YOUR INSTRUCTIONS:
Copy each line of the records that holds the string "mark".

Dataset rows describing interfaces

========

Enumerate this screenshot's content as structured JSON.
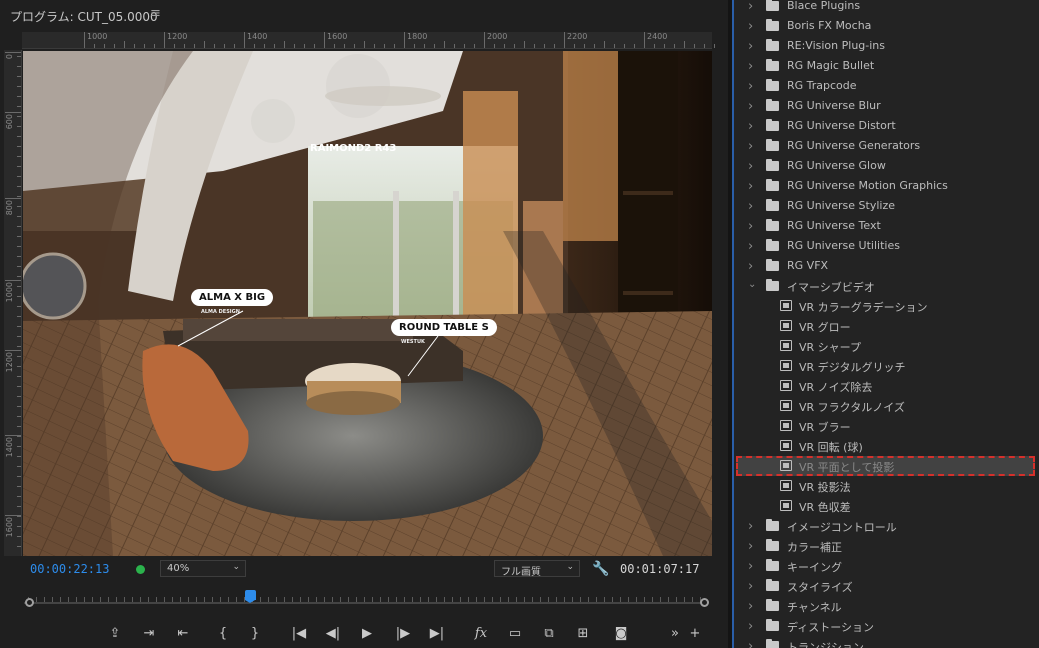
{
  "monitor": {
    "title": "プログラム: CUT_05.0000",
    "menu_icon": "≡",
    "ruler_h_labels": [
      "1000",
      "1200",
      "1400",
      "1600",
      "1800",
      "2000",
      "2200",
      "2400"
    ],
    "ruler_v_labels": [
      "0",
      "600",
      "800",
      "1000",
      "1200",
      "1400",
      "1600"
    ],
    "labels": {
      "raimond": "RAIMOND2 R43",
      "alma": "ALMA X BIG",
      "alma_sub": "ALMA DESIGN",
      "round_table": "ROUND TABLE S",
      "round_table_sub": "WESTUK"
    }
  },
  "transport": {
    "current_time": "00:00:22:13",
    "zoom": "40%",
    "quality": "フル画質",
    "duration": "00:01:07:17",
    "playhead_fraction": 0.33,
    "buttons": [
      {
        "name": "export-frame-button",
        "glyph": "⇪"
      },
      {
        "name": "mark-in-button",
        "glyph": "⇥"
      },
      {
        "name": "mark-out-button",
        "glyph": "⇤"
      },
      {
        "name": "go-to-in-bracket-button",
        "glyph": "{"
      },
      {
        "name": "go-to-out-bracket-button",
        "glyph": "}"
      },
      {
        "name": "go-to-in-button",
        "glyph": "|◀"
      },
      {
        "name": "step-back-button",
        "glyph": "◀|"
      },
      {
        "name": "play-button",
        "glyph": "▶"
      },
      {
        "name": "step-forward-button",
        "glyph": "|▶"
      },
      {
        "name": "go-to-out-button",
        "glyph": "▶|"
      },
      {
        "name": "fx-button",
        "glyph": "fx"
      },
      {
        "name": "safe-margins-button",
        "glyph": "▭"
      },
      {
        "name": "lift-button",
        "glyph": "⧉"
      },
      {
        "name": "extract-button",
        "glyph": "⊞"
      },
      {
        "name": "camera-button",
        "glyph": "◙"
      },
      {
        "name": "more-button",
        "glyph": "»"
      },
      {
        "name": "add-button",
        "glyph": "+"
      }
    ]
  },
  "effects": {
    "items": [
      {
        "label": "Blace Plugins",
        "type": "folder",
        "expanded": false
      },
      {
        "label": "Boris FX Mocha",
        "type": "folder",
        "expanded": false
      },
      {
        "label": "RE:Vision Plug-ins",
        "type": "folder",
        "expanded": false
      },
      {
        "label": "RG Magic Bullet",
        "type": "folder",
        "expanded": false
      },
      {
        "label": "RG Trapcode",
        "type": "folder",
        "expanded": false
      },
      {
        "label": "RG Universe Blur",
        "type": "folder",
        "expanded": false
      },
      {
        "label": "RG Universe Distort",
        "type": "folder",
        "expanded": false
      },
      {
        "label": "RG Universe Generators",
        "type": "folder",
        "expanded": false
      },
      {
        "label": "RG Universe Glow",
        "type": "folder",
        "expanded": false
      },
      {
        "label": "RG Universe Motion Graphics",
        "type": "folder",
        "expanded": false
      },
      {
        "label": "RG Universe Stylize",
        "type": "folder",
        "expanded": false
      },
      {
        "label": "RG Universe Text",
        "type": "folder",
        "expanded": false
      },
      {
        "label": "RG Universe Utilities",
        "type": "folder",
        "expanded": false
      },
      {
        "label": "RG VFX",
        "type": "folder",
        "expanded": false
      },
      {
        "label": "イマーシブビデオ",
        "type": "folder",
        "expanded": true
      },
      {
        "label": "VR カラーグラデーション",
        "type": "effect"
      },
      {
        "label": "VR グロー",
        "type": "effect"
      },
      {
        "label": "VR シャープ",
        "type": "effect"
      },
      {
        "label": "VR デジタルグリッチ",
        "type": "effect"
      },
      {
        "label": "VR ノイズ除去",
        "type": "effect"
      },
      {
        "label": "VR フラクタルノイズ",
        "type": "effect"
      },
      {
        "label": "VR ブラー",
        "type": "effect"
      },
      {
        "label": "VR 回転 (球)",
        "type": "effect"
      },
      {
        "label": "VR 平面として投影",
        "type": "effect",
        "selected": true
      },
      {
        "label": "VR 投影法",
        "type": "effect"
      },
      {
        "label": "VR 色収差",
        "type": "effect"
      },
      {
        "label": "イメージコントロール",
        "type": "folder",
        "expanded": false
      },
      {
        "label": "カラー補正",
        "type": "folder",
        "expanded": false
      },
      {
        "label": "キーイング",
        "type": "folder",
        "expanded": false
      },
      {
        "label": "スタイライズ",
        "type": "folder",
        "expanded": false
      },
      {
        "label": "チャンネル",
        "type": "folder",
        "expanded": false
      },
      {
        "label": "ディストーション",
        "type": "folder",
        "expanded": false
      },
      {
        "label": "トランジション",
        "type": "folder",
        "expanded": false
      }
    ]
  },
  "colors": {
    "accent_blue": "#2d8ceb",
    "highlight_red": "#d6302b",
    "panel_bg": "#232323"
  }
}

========

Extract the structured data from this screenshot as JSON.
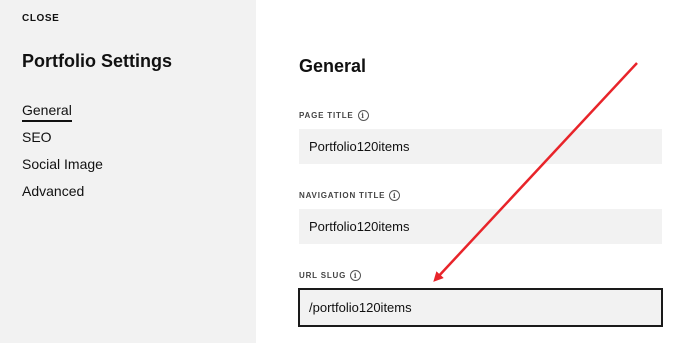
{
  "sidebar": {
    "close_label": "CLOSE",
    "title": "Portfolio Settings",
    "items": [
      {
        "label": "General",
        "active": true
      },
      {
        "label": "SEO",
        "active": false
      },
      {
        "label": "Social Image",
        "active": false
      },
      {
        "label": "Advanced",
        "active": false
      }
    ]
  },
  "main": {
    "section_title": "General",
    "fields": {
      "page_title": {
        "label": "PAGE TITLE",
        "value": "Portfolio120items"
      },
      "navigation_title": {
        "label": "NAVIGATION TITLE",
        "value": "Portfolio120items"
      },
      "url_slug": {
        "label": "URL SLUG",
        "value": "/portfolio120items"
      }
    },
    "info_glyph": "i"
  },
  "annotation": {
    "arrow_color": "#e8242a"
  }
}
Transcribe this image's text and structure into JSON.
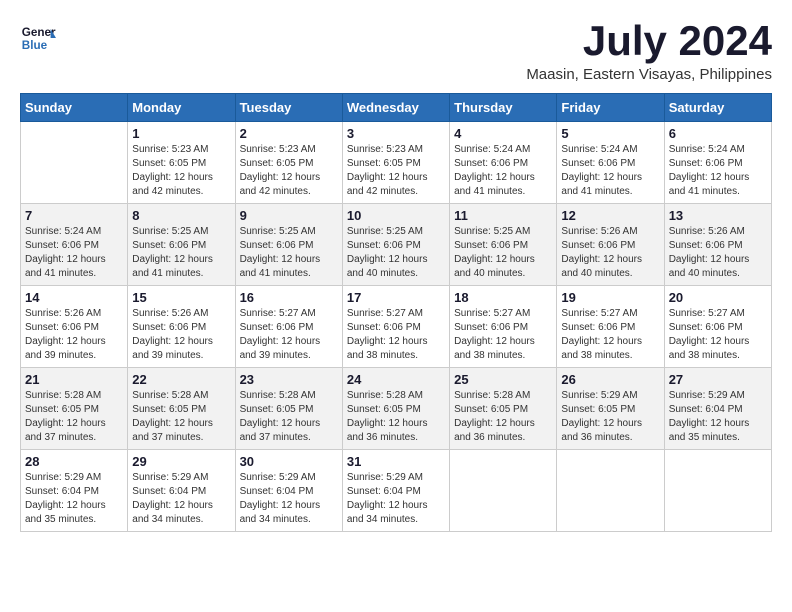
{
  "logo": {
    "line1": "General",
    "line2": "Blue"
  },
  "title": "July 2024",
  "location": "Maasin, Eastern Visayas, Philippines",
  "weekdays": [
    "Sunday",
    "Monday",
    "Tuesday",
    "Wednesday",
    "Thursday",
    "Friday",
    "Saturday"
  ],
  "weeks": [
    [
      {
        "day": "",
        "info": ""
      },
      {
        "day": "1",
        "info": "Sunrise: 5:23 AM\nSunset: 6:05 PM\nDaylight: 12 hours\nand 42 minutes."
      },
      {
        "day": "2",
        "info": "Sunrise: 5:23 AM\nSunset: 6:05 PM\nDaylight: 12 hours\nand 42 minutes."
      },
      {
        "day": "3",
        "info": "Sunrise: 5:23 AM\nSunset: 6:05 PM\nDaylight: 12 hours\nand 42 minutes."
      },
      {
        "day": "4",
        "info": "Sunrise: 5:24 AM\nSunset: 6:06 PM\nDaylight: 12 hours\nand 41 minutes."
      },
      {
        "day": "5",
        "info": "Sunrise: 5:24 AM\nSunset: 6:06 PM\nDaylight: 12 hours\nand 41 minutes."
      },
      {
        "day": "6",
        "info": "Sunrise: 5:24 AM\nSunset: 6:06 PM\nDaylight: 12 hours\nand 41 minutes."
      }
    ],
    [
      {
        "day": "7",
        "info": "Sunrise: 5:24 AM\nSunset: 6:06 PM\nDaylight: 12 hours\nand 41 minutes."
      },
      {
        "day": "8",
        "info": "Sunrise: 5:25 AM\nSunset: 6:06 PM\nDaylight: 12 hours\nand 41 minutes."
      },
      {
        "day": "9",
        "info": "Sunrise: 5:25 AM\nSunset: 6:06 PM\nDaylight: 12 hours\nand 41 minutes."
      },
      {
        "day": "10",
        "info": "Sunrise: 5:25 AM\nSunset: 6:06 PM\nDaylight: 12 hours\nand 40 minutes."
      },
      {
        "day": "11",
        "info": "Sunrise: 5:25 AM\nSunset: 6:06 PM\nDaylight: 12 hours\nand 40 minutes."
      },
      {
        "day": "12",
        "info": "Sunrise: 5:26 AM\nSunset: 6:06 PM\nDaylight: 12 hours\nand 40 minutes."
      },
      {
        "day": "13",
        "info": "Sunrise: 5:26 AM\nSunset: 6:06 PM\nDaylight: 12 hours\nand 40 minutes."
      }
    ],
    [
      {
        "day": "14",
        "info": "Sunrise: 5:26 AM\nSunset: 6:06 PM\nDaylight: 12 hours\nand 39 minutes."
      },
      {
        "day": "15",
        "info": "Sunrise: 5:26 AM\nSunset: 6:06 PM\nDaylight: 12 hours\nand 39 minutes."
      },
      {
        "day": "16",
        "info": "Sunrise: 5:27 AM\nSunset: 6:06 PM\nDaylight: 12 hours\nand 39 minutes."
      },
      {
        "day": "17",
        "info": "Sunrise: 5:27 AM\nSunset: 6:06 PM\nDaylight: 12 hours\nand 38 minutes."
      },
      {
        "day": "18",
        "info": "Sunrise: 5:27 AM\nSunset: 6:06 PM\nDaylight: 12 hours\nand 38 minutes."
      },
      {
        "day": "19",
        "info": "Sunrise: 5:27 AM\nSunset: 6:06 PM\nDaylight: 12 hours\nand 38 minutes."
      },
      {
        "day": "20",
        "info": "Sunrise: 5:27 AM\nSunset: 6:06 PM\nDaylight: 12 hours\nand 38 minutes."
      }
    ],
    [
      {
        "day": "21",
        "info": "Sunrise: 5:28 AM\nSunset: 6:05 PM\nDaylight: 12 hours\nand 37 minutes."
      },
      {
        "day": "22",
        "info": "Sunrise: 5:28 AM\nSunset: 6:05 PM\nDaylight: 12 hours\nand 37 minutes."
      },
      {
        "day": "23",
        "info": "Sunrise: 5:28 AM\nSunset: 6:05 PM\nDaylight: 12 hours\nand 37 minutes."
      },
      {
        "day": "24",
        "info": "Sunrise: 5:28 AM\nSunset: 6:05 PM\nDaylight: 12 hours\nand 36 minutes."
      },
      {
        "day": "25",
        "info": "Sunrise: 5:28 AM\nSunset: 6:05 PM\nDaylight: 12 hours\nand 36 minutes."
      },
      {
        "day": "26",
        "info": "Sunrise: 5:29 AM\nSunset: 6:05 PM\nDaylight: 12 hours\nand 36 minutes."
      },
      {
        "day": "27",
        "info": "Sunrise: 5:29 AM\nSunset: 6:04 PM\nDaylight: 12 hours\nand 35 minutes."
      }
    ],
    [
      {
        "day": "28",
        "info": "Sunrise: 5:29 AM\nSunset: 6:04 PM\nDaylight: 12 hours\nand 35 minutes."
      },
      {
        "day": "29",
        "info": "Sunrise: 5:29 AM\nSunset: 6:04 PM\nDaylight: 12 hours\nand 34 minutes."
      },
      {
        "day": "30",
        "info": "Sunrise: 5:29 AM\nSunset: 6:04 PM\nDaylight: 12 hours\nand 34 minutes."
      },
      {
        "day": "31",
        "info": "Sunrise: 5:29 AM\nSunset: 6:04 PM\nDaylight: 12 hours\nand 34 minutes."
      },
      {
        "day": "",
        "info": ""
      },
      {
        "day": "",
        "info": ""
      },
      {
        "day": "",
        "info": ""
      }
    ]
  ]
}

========

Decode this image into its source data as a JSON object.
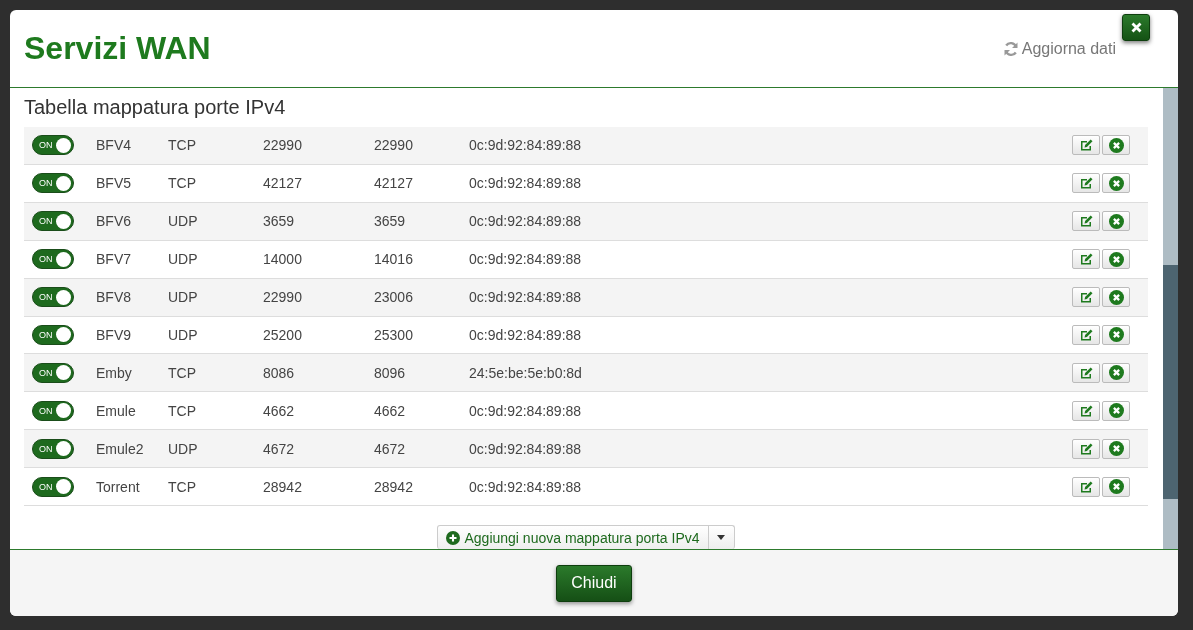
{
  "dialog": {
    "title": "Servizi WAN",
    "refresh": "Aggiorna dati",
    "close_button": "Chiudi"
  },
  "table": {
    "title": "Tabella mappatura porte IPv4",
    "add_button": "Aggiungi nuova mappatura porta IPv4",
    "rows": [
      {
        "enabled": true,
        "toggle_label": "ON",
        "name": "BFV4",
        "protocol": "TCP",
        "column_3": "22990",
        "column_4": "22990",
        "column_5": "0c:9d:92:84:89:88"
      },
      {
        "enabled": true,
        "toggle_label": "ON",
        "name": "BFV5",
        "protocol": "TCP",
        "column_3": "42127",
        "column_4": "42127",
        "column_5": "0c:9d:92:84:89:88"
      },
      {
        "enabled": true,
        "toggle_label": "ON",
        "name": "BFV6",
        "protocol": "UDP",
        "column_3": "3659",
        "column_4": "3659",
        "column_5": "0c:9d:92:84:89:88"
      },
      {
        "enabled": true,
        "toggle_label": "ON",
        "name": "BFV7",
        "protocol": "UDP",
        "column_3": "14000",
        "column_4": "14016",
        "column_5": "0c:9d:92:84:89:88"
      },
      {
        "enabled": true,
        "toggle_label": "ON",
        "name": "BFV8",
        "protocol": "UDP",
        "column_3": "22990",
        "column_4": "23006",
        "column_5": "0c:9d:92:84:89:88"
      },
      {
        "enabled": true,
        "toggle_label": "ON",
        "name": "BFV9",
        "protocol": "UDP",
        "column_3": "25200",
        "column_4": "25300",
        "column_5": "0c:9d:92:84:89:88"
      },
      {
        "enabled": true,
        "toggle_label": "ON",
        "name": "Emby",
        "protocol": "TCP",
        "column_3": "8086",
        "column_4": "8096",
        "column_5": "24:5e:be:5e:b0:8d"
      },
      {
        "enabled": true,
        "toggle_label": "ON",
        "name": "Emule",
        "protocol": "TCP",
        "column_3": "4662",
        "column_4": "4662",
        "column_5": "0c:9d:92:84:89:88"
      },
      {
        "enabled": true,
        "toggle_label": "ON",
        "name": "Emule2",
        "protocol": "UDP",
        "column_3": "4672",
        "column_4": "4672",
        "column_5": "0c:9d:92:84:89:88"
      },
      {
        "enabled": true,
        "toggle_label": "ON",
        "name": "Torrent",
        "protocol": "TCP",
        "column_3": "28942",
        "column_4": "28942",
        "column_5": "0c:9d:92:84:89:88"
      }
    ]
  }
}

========

TASK ANSWER:
        "name": "mark-in-button",
        "name": "mark-out-button",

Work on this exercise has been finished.